How hepatitis C hides in the body
The Hepatitis C (HCV) virus is a sly enemy to have in one's body. Not only does it manage to make itself invisible to the immune system by breaking down communication between the immune cells, it also builds secret virus "factories" that quickly go into mass production.
After an intense hunt, researchers at the Norwegian University of Science and Technology (NTNU) can now describe an important part of the disease's guerrilla tactics: how hepatitis C converts innocent cells into outright virus factories.
Can last a lifetime
According to Marit Anthonsen, a professor at NTNU's Department of Laboratory Medicine, Children' and Women's Health, "the hepatitis C virus is transmitted through blood and infects the cells in the liver, but it's not always easy to detect. Often, you have no symptoms when you get infected, so many people are carrying the virus without being aware of it."
"In most infected individuals, the virus will cause a chronic infection that lasts a lifetime. It may take decades before the infection leads to liver failure or cancer, so a lot of people are unaware that they have the virus in their body. They only notice it when they get seriously ill, which may be too late for the treatments that are available today," Anthonsen says.
Poorly understood for a long time
Until recently, researchers weren't able to keep the hepatitis C virus alive in the laboratory and thus knew very little about the virus's replication strategies in the liver. The discovery of how to grow HCV in liver cells in 2006 was a milestone. Researchers found that the hepatitis C virus actually destroys important proteins in the immune system to promote its own growth. The ability to directly manipulate their host cells is the reason some viruses are very harmful to us.
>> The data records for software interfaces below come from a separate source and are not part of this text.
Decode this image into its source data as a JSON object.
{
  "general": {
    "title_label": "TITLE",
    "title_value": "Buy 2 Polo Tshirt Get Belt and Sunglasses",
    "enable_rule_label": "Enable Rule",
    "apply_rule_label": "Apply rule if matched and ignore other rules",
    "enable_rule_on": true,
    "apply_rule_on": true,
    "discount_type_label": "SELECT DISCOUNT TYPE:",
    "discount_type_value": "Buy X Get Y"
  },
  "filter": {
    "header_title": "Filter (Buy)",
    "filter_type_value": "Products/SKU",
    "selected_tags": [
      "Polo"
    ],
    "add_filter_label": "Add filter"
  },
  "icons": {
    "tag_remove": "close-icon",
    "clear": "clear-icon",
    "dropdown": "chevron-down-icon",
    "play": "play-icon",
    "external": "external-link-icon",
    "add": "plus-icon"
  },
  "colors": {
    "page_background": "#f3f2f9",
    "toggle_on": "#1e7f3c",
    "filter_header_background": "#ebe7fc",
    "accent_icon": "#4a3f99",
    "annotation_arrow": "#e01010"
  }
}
Our cells have a complex inner structure that is divided into different areas, with different "sacs" that are formed from fatty membranes. It has long been known that viruses having the same genetic material as HCV (positively polarized single-stranded RNA) cause major changes in these membrane sacs.
As part of her PhD project in Anthonsen's research group, Marianne Doré Hansen observed that liver cells infected with HCV had altered membrane sacs. The research group wanted to find the tools that the hepatitis C virus uses to create these changes.
The researchers became interested in the protein IRGM, which has been shown to produce membrane changes, similar to what they were observing, for the tuberculosis bacterium Mycobacterium tuberculosis, the measles virus and HIV.
To study whether the IRGM protein caused the changes, they employed the CRISPR-Cas system, a technique that is being used more and more often for regulating cells, in this case to turn off the IRGM protein in the liver cells.
What happens if we turn off this protein?
When the IRGM is removed from the liver cells, the virus is unable to grow. The reason for this is that the hepatitis C virus utilizes some of the cells, called the Golgi apparatus, where the protein IRGM has an important function. The Golgi apparatus is a kind of transport centre – akin to a post office – in the cells. It packs proteins into small sacs (vesicles) and sends them where they need to go within the cell, or out to other cells.
The hepatitis C virus utilizes this to build its virus factories by taking over the post office and redirecting these vesicles with the necessary building blocks to the site where the factories are being built. These vesicles are rich in lipids that the virus is entirely dependent on to anchor its factory construction.
When this protein is removed, the virus is no longer able to infiltrate the Golgi apparatus and thus it can't build up its secret network of virus factories.
A "forgotten crisis"
An alarming increase in newly HCV-infected persons is occurring worldwide. Doctors Without Borders has described hepatitis C as a forgotten crisis. In Pakistan alone, 657 people become infected every day.
The Norwegian Directorate of Health estimates that three per cent of the world's population, or about 185 million people, are infected with HCV.
In Norway, 20,000-30,000 people carry the virus. Hepatitis C is transmitted via the blood. Infection is spread primarily through unclean syringes, non-sterilized medical devices, or unsafe blood transfusions. HVC can also be passed on from mother to child, and through bodily fluids.
Medicines more costly than diamonds
As of today, no vaccine exists for the hepatitis C virus. The medicines that are on the market are expensive and not 100 per cent effective for all types of hepatitis C. Gram for gram, medications that cure hepatitis C infections are more expensive than diamonds.
Researchers hope that their discovery may in the long run lead to developing new, cheaper medicines that will enable all people infected with HCV to be treated.
It is also critical to increase our understanding of the strategies viruses use to outwit us. The knowledge gained from this study may also help in learning about other viruses that infect the liver.
The discovery may offer important clues for understanding how cancer develops in the liver and intestines. The protein IRGM influences several inflammatory processes associated with cancer outside the liver. Bacteria and viruses affect how diseases develop in the intestines as well.